We’re about to lose one of the most important independent voices in grassroots radio journalism. Free Speech Radio News announced late last week that it would cease production on September 27th.
In a nutshell, the problem is money, and the writing’s been on the wall for a while. Free Speech Radio News has been hurting in that department since the fall of 2010, when it first raised the spectre of going dark. Saved by a last-minute crowdfunding campaign, FSRN’s been teetering on the brink ever since, held together by creative management, another emergency fund drive, and the passion of its crowdsourced production base. That can only take you so far, it would seem. Continue reading “The Long Goodbye of Free Speech Radio News”
More evidence that the market in FM translator stations is maturing quickly.
Saga Communications, a radio conglomerate that specializes in mid-market acquisitions, owns 91 stations across the country. Of these, some three dozen are FM translators: second-class radio stations limited to a power of 250 watts or less that rebroadcast the signals of other stations.
Saga is an aggressive player in the practice of using FM-HD Radio signals to feed programming to analog translators. Since very few people actually listen to HD Radio, these mini-signals appear to be "new" stations, though in most cases they’re completely canned programming of a format that wouldn’t otherwise be profitable on a real full-power FM station. Continue reading “Deceptive Advertising: Translators as "Metro Stations"”
It’s been less than two months since I turned in the manuscript to Routledge, but there’s already some interest in what’s coming. I’ll be speaking on Radio’s Digital Dilemma in a variety of places around the globe this fall:
Brooklyn College Media Nights, New York, October 15. Consider this a dress-rehearsal of the book-talk, which I first tested on unsuspecting radio scholars this spring in Portland, to some shock and no heckling. This is part of a two-day event organized by my work-home, BC’s Department of Television and Radio, and will feature a variety of speakers on pressing topics regarding media and journalism more broadly. Tickets to Media Nights are free, but you do have to reserve them. For more details on the event, follow me on Twitter. Continue reading “Radio's Digital Dilemma: The Proto-Book Tour”
If you missed it: last month Sprint made good on its commitment to provide analog FM radio reception in selected smartphones. More importantly, the NextRadio app developed by Emmis Communications to make it useful was formally released to the public.

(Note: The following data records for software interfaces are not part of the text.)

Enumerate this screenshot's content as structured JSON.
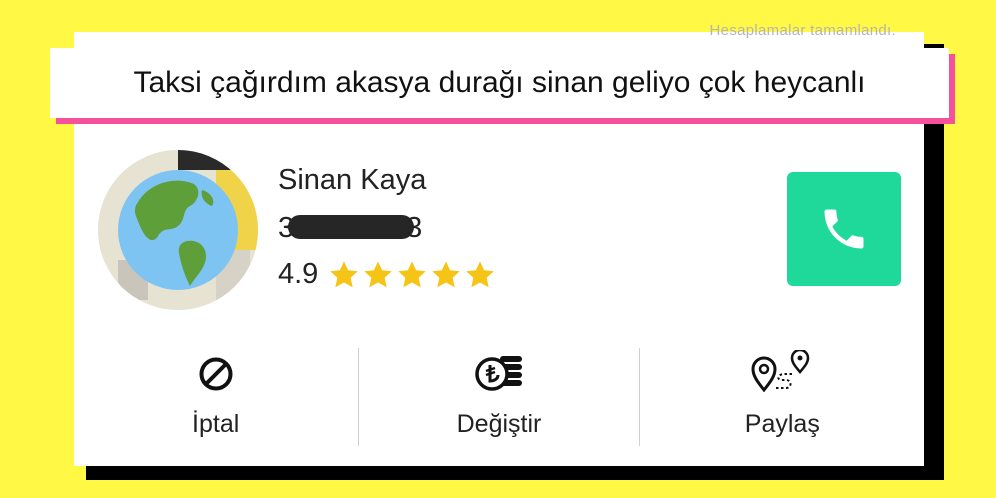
{
  "caption": "Taksi çağırdım akasya durağı sinan geliyo çok heycanlı",
  "faded_header": "Hesaplamalar tamamlandı.",
  "driver": {
    "name": "Sinan Kaya",
    "plate_start": "3",
    "plate_end": "3",
    "rating": "4.9",
    "stars": 5
  },
  "actions": {
    "cancel_label": "İptal",
    "change_label": "Değiştir",
    "share_label": "Paylaş"
  },
  "icons": {
    "avatar": "globe-icon",
    "call": "phone-icon",
    "cancel": "prohibited-icon",
    "change": "lira-coins-icon",
    "share": "route-pins-icon",
    "rating": "star-icon"
  },
  "colors": {
    "background": "#FFF945",
    "caption_shadow": "#F4509C",
    "call_button": "#1ED99A",
    "star": "#F6C416"
  }
}
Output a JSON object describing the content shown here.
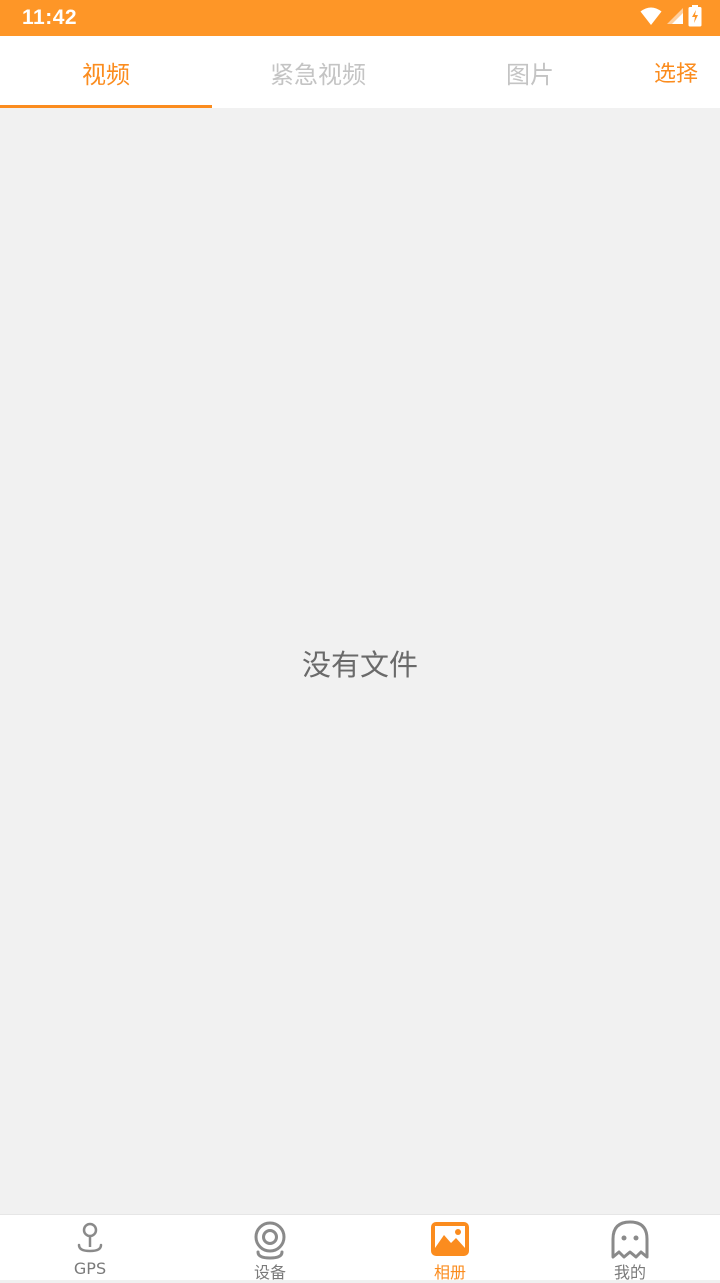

The initial deal between Sprint and U.S. broadcasters calls for Sprint to sell 30 million FM radio-capable smartphones over the next three years, on which the NextRadio app will be preinstalled. In exchange, the radio industry will pay Sprint $15 million dollars a year in advertising inventory and give the carrier a 30% cut of any revenue NextRadio generates. Continue reading “Radio's Sprint Deal: NextRadio Launches”